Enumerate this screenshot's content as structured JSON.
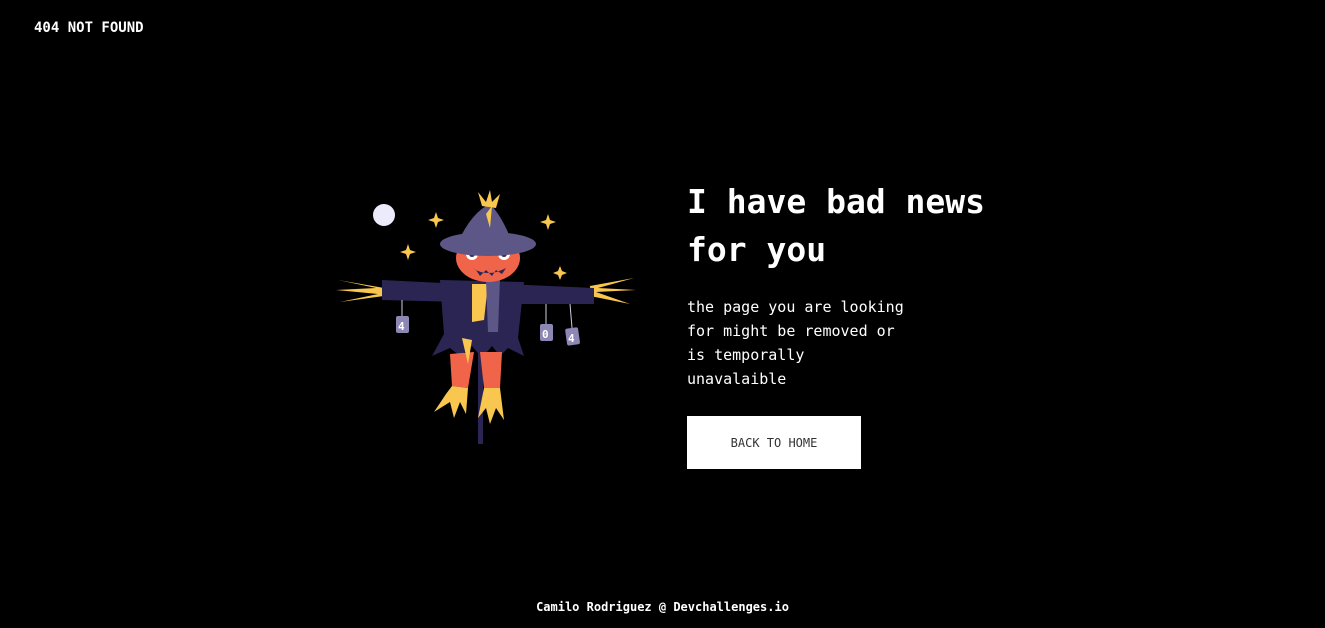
{
  "header": {
    "logo_text": "404 NOT FOUND"
  },
  "main": {
    "headline": "I have bad news for you",
    "message": "the page you are looking for might be removed or is temporally unavalaible",
    "back_button_label": "BACK TO HOME",
    "illustration": {
      "icon": "scarecrow-icon",
      "sign_digits": [
        "4",
        "0",
        "4"
      ]
    }
  },
  "footer": {
    "credit": "Camilo Rodriguez @ Devchallenges.io"
  },
  "colors": {
    "background": "#000000",
    "text": "#ffffff",
    "button_bg": "#ffffff",
    "button_text": "#333333",
    "scarecrow_coat": "#2b2553",
    "scarecrow_face": "#f06449",
    "straw": "#f9c74f"
  }
}
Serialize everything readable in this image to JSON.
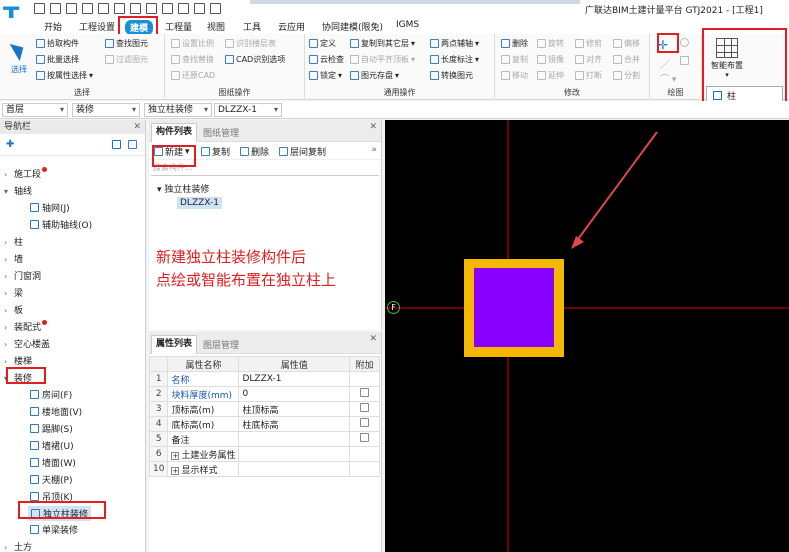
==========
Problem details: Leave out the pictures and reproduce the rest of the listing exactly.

Solution:
Enumerate this screenshot's content as structured JSON.
{
  "header": {
    "logo_text": "404 NOT FOUND"
  },
  "main": {
    "headline": "I have bad news for you",
    "message": "the page you are looking for might be removed or is temporally unavalaible",
    "back_button_label": "BACK TO HOME",
    "illustration": {
      "icon": "scarecrow-icon",
      "sign_digits": [
        "4",
        "0",
        "4"
      ]
    }
  },
  "footer": {
    "credit": "Camilo Rodriguez @ Devchallenges.io"
  },
  "colors": {
    "background": "#000000",
    "text": "#ffffff",
    "button_bg": "#ffffff",
    "button_text": "#333333",
    "scarecrow_coat": "#2b2553",
    "scarecrow_face": "#f06449",
    "straw": "#f9c74f"
  }
}
Serialize everything readable in this image to JSON.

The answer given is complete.